The spirit of Mary Ann Shadd Cary
UCTE would like to recognize the indomitable spirit of Mary Ann Shadd Cary: a black woman who stood up for justice and equality at every opportunity, defying the social norms of her time and shattering many glass ceilings along the way.
Mary Ann Shadd was born in Delaware in 1823. Her father, Abraham Shadd, was very active in the anti-slavery movement: he participated in several organizations aimed at abolition and improving the lives of emancipated slaves. The Shadds’ Delaware home served as a stop on the underground railroad.
“Mary became aware very early in her life that her parents were routinely hiding freedom-seeking slaves, or giving them shoes to wear on their journey northward to freedom. She knew too that her mother often cooked extra food in case people on the run would stop by their home to eat or to take food supplies with them. She heard some of the discussions about ‘stations’ and ‘conductors’ and knew of her parents’ strong interest in seeing enslaved people live as free as possible.”
In 1850, the United States passed the Fugitive Slave Act. The law allowed slave-owners to “recuperate” their “property” regardless of whether self-emancipated slaves were in states that allowed slavery or northern “free states”, where slavery had been abolished.
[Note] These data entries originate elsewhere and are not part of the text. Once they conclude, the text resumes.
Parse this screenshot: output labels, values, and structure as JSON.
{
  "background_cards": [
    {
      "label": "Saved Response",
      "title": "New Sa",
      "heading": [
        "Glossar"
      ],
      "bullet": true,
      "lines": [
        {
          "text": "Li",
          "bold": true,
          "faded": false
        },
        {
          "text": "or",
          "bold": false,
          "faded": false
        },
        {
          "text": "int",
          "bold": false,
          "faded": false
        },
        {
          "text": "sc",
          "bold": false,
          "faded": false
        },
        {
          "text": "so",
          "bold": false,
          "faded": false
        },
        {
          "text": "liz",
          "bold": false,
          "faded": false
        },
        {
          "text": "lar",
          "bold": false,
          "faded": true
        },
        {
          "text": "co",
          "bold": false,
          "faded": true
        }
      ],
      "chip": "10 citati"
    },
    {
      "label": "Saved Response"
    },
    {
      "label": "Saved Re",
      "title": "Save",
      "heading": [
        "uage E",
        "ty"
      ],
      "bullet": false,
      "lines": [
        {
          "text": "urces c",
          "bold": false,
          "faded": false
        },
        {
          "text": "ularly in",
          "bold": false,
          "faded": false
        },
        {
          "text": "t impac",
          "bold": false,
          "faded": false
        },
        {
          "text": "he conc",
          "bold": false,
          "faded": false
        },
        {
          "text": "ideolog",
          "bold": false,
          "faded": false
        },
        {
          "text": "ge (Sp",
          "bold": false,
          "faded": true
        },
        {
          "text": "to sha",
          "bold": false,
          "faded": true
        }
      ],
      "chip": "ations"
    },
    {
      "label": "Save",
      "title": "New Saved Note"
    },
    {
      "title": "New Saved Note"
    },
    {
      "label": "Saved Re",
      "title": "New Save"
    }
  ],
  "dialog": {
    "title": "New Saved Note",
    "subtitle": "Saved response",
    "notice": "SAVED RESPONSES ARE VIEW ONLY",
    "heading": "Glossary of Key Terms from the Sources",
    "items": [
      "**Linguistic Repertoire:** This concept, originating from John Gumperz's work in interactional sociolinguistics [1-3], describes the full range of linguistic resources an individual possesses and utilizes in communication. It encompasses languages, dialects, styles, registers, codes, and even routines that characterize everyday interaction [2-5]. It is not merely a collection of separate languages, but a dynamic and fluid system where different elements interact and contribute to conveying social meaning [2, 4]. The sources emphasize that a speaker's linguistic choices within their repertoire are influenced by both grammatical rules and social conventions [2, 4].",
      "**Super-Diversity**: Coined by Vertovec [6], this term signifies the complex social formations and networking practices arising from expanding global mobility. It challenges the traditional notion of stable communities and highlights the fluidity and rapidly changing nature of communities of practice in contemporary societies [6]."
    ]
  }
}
The law also posed a great threat to the free black community, whose members were at risk of “being kidnapped and sold into slavery in the South without recourse.”
The Act spurred emigration of black Americans to Canada: “between 1850 and 1860, an estimated 15,000 to 20,000 African Americans settled in Canada, increasing the Black population to about 60,000.”
In 1851, Mary Ann Shadd would also emigrate to Canada – to Windsor, Ontario, specifically. There, she would establish a school, teaching children during the day and adults at night. At a time when schools in Canada West (now Ontario) were segregated, Shadd refused to run a segregated school, not only opposing the wishes of some community members, but also the very institution that provided the school with financial support. In a letter to the American Missionary Association, Shadd wrote: “[I] would consider such an attempt to enlist the sympathy of your Society in favour of a [segregated school] decidedly reprehensible.”
One year later, Shadd would publish a 44-page booklet entitled: A plea for emigration, or, Notes of Canada West. Its purpose was to encourage black Americans, both free and fugitive slaves, to emigrate to Canada, where conditions were more conducive to equal treatment under the law.
“[Voting laws] contain no prescriptive provisions, and there are none,” wrote Shadd. “Colored men comply with these provisions and vote in the administration of affairs. There is no difference made whatever; and even in the slight matter of taking the census, it is impossible to get at the exact number of whites or colored, as they are not designated as such.”
That isn’t to say that Canada was free of prejudice or that the Canadian black community was immune from slave-catchers who would sometimes venture north. In fact, Shadd herself helped rescue a fugitive slave in the town of Chatham, Ontario:
“One Sunday, a slave boy without hat, coat, or shoes who had thus far eluded his pursuers, was overtaken in Chatham and about to be carried off. [Shadd] tore the boy from the slave hunters, ran to the courthouse and had the bell rung so violently that the whole town was soon aroused. [Shadd] with her commanding form, piercing eyes, and stirring voice soon had the people as indignant as herself–denouncing in no uncertain terms the outrage perpetrated under the British flag and demanded that these man-hunters be driven from their midst. The result was that the pursuers fled before the infuriated people, happy to get away without bodily harm.”
It was during her time in Windsor that Shadd also founded her own newspaper: The Provincial Freeman. She recruited Samuel Ringgold Ward, a noted black abolitionist, to help establish the paper. While Ward’s name appeared as the paper’s editor, The Provincial Freeman’s true editor was Shadd herself.
Although the paper was clearly her initiative, she was aware that having her name on the masthead could alienate a readership that yielded to the strict gender codes of 19th-century society.
Shadd used her paper to encourage black Americans to emigrate to Canada. The paper was also a vehicle for her to advocate for women’s rights and against slavery and segregation. A year after its debut, Ward would move to Jamaica, and as such, could no longer continue to serve as its “editor”. Shadd took the opportunity to reveal that she was in fact the paper’s true editor – “the first black woman in North America to establish and edit a newspaper”.
The Provincial Freeman would run for 7 years, until 1860.
“Seven years of publishing a newspaper under difficult circumstances was quite an achievement—one that places it among a very small group of Black publications, including the newspapers and writings of Frederick Douglass.”
In her last edition, Shadd (now married, and going by the name Shadd Cary) wrote: “To coloured women, we have a word – we have broken the editorial ice, whether willing or not, for your class in America; so go to editing.”
Shadd Cary would go on to break more glass ceilings. After returning to the United States, she would go on to become the first female law student at Howard University and the first woman to complete her law degree in the United States. She continued to advocate for racial equality and became active in the fight for women’s suffrage.